Strategies for Dealing with False Microsoft Security Alerts

One of the easiest ways to tell if the Microsoft Warning Label is fake is whether the message is displayed within your web browser. Resetting your browser is one of the quickest and easiest ways to avoid getting your computer infected in the first place.

Should you see the warning pop up or you notice additions to your browser toolbar you don’t remember installing, consider trying a reset. You may want to export your bookmarks beforehand to be safe, but they're usually unaffected. It's pretty easy to perform a browser reset on Mozilla Firefox and Google Chrome.

What to Do If a Scammer Gets Your Information

Unfortunately, even the most careful among us can be fooled by a particularly persuasive scam. Should this happen, you need to take every available step to mitigate the damage done to your finances or identity. In the event you give a scammer access to your computer and personal or credit card information, there are a number of things you can do to try and fix the issue:

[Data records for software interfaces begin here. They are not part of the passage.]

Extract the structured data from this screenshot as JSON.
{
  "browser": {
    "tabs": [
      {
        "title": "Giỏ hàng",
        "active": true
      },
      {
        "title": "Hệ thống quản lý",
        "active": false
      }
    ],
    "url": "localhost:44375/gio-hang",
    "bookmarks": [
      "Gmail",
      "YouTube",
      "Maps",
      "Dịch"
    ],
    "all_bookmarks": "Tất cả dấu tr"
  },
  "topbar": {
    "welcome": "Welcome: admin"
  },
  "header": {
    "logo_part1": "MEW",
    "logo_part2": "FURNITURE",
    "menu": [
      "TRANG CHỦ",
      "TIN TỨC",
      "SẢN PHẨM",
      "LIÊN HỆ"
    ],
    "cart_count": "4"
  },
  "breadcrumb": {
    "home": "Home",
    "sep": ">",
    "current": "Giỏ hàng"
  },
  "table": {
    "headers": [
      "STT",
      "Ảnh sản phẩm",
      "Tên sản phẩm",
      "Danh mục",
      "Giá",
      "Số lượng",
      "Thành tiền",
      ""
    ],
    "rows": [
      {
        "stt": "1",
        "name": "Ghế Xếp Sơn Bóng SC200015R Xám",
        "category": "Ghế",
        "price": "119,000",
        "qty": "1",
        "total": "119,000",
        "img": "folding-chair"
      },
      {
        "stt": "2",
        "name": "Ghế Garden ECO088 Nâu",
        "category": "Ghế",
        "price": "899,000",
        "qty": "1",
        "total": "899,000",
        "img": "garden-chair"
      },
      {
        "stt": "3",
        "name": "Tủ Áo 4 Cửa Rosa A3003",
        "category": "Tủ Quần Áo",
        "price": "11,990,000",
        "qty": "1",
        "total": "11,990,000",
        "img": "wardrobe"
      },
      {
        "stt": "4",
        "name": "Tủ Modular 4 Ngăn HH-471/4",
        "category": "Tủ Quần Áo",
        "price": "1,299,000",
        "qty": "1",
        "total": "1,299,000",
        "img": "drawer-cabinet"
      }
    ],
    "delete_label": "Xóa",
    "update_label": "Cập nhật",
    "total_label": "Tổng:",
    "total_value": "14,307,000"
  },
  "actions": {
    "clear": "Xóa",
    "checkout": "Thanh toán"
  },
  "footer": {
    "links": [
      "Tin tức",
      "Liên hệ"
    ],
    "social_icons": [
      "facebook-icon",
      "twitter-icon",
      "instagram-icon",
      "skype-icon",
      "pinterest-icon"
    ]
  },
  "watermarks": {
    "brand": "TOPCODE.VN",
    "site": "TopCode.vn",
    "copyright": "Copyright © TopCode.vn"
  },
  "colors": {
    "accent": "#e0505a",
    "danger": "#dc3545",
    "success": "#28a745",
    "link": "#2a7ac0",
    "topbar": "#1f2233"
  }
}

  • Call your credit card companies and financial institutions: Go over your accounts and monthly statements and be prepared to contest any charges you may have paid or that the scammers have purchased.
  • Remove apps: Remove and uninstall any applications that you have been asked to install.
  • Scan your system: Run a full scan with your antivirus and anti-malware programs, as well as actual Windows Security to remove any malicious software.
  • Inform Microsoft: You can also help prevent further scam by notifying Microsoft about your experiences with the scam. To report a false warning message or bogus website to Microsoft, you can fill out a Report An Unsafe Site Form on their official website.
  • Reach out to Microsoft Support: If you urgently need help or tech support, contact Microsoft Support or Microsoft’s Global Customer Service.